Meanwhile in the US, a lot of interest from potential customers has been for firefighting - a growing need given a swathe of recent giant forest fires that have taken place.
Despite being fairly new on the commercial market, the Black Hawk is already attracting attention around the globe, says Dise who has been handling about 400 inquiries: "I’ve been marketing aeroplanes my whole life, I've never seen anything that has drawn so much attention."
He has already secured an order for 20 Black Hawks from an unnamed country that was pondering upgrading its UH-1 fleet, until it saw what Astria could do.
Dise notes that it has taken couple of years for the Black Hawk to build awareness for commercial operators: "I talked to the guys at Bell Helicopter because we're sending a lot of information out and we weren't getting a lot of orders, per se. What they said is when the UH-1 came out, out of the Vietnam War days, it took about 24 months for it to mature in the market because people have to understand what it is, how to use it, how to maintain it, where can I get the parts, how to get people to fly it and stuff like that."
Leasing of medium/high end UAV systems is a new niche sector. (UMS Skeldar)
As well as Black Hawks, JetLease is pioneering the lease of UAVs, with UMS Skeldar's V-200 rotary-wing drone. Though this is a brand-new market, initial signs show that interest is picking up in the V-200, a VTOL UAV that can deploy from ships as well as land, and with a five-hour endurance.
Says Dise: I've got two other people handling that area of the company and I get blindsided with inquiries, which is kind of interesting. We're not talking about the little dinky things that you buy at the store. The problem is they're expensive, so not everybody can just plop down three million bucks so we developed a three-year lease programme that people can invest in to have access to our systems."
Dise reports that UAV leasing interest for the V-200 is coming from 'all three' civil, government and military customers – including surveillance of tribal land for a US Native American tribe and sugar companies interested in keeping tabs on their plantations.
It has taken time for awareness of civil Black Hawks to build in the market, says Dise. (JetLease)
With other companies now offering Black Hawk conversions for the commercial this market is set to be increasingly crowded in the coming years.

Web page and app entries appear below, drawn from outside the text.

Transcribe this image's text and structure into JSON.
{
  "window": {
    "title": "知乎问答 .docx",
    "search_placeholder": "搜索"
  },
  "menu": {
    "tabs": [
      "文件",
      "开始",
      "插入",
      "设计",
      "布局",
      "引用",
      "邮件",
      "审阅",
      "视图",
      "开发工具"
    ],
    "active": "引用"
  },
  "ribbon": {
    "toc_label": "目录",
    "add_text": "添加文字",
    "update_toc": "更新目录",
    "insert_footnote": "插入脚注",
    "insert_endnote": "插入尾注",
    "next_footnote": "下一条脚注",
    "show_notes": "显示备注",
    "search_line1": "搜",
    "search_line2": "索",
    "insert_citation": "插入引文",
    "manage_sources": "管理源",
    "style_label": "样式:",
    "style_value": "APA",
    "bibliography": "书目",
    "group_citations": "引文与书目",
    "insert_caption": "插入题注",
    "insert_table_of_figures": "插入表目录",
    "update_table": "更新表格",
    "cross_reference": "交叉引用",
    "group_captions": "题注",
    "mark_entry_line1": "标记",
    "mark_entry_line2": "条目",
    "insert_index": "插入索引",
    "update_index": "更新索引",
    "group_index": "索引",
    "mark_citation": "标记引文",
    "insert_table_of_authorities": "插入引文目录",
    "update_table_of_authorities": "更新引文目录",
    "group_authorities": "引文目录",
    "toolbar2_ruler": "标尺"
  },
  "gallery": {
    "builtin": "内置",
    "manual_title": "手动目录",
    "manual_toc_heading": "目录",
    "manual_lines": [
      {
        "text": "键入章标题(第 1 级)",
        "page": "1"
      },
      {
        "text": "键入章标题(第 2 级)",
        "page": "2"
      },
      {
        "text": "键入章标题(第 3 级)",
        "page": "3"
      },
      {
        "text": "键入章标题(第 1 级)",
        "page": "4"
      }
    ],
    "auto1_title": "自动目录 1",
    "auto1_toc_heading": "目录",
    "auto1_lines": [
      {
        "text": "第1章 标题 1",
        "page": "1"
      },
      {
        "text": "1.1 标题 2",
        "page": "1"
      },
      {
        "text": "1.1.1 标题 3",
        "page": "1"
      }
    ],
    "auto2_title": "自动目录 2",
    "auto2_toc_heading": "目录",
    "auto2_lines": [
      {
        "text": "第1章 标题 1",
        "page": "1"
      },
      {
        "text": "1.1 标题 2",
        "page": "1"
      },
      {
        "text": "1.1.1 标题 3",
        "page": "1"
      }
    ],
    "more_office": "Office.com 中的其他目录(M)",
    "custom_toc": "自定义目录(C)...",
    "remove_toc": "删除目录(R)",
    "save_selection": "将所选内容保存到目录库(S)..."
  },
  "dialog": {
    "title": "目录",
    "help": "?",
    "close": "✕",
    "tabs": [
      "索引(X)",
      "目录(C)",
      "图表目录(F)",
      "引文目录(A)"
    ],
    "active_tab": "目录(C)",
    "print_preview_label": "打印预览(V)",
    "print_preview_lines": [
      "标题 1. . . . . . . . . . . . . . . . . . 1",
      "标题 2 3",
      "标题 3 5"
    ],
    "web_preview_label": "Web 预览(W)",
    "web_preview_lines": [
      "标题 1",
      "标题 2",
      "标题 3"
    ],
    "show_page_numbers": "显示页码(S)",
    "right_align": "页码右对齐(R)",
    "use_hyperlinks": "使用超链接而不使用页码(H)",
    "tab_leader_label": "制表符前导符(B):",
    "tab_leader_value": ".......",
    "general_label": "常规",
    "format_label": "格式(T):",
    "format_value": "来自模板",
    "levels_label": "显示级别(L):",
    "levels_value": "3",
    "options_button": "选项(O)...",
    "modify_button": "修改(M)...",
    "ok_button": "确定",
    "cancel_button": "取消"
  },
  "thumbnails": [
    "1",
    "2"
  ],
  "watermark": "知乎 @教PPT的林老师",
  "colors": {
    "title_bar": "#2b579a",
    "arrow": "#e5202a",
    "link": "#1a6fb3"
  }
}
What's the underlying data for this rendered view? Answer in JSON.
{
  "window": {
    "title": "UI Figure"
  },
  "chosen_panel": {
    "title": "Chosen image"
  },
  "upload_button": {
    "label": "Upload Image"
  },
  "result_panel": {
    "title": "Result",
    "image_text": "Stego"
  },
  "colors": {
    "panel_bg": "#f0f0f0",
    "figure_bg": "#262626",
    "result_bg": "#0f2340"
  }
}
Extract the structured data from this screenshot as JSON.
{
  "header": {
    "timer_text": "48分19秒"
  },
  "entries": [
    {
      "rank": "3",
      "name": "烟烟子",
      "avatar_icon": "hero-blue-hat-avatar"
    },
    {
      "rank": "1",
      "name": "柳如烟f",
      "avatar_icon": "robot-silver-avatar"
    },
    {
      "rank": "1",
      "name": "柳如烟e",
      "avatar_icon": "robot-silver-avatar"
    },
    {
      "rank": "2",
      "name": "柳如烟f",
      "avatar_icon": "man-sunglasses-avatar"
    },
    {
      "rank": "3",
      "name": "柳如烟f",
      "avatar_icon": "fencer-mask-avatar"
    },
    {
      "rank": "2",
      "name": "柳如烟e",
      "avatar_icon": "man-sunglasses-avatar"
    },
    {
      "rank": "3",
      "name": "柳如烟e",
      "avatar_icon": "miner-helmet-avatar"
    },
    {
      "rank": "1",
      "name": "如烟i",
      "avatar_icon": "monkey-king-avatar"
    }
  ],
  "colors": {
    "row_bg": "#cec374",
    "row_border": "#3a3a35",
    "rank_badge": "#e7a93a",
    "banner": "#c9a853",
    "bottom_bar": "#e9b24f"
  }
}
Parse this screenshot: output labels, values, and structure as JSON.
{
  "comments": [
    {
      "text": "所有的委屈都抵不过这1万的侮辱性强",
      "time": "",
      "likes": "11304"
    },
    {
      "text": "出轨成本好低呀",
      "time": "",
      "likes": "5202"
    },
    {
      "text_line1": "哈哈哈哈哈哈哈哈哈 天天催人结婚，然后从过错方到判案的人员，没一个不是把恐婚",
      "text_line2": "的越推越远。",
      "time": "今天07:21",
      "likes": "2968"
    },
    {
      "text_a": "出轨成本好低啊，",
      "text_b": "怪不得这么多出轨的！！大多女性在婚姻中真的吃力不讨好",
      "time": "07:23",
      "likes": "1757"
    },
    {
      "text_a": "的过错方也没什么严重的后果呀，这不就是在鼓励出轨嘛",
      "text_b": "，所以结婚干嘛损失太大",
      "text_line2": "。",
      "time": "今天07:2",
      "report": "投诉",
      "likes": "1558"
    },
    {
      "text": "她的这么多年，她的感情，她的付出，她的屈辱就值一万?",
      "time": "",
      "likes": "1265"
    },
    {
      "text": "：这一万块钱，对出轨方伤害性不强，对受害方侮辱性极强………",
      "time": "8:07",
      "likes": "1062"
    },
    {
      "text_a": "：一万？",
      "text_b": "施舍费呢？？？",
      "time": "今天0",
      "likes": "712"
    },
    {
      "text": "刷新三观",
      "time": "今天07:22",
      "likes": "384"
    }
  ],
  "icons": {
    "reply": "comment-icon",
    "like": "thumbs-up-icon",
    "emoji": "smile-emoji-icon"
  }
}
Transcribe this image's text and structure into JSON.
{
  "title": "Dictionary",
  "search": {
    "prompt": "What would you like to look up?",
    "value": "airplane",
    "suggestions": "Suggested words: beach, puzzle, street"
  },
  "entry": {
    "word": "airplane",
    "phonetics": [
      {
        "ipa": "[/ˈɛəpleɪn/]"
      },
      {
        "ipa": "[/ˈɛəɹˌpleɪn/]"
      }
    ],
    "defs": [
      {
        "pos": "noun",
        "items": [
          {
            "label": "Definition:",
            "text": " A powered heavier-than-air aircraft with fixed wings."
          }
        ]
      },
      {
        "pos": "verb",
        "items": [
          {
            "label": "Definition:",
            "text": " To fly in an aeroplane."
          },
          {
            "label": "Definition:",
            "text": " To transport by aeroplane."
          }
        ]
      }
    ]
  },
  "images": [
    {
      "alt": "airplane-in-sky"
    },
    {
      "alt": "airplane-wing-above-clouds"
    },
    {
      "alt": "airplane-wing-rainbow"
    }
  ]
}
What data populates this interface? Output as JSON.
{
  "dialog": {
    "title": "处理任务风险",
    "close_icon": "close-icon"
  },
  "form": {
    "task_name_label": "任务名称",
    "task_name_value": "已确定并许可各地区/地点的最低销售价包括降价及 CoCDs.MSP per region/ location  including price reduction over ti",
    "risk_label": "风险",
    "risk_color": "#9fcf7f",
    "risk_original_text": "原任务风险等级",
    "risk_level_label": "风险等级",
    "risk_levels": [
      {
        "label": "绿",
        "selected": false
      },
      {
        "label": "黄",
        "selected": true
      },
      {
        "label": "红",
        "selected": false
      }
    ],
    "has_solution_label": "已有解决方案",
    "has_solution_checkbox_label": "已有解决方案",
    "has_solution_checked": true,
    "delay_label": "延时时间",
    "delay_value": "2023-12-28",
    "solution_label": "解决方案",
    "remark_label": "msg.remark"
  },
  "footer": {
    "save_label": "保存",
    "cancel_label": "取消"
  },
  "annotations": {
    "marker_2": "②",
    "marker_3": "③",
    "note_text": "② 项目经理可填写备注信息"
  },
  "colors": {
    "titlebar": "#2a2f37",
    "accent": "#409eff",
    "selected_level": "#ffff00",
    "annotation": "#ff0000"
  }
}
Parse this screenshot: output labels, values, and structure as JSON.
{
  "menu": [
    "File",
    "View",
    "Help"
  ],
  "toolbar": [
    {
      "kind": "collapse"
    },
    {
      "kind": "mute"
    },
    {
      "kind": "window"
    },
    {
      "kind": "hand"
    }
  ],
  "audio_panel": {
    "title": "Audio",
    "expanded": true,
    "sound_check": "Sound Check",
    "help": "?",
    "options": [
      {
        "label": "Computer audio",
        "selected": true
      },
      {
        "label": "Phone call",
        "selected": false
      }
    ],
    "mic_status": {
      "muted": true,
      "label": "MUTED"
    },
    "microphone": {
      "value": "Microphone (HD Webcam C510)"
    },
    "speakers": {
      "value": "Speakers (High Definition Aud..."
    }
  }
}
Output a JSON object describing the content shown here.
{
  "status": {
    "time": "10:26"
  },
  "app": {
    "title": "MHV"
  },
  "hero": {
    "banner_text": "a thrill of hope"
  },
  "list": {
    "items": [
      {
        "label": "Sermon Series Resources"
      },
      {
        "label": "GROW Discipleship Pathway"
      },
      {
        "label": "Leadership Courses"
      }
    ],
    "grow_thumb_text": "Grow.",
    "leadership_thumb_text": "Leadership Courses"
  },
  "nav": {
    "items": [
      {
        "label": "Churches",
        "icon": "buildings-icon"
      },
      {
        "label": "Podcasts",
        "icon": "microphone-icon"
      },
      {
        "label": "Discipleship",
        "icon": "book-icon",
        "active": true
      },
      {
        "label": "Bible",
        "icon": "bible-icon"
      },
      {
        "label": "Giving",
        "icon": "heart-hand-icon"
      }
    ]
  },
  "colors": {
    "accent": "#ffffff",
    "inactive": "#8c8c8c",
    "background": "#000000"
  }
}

However, Russell Dise believes that Jet Lease will maintain its edge, noting that these new competitors lack Jet Lease's 35-years of experience in professional marketing aircraft, and that "these companies don't have the depth of support that Arista has and they don't have a finance arm where you can actually buy it from Arista and lease it to the customer or I can just do the financing on it."
Says Dise: "I like to maintain contact with my customers, then I know what they need so I can either upgrade them or downgrade them or sell them something or lease them something. It's a better customer service, I think.”
Despite the Black Hawk being a 44-year old design, there is still plenty of life ahead of it, says Dise: "When you fly in it you realise this aeroplane probably has another minimum 40-50 years left in the market. Even a 1985 aeroplane. Because they're built like tanks."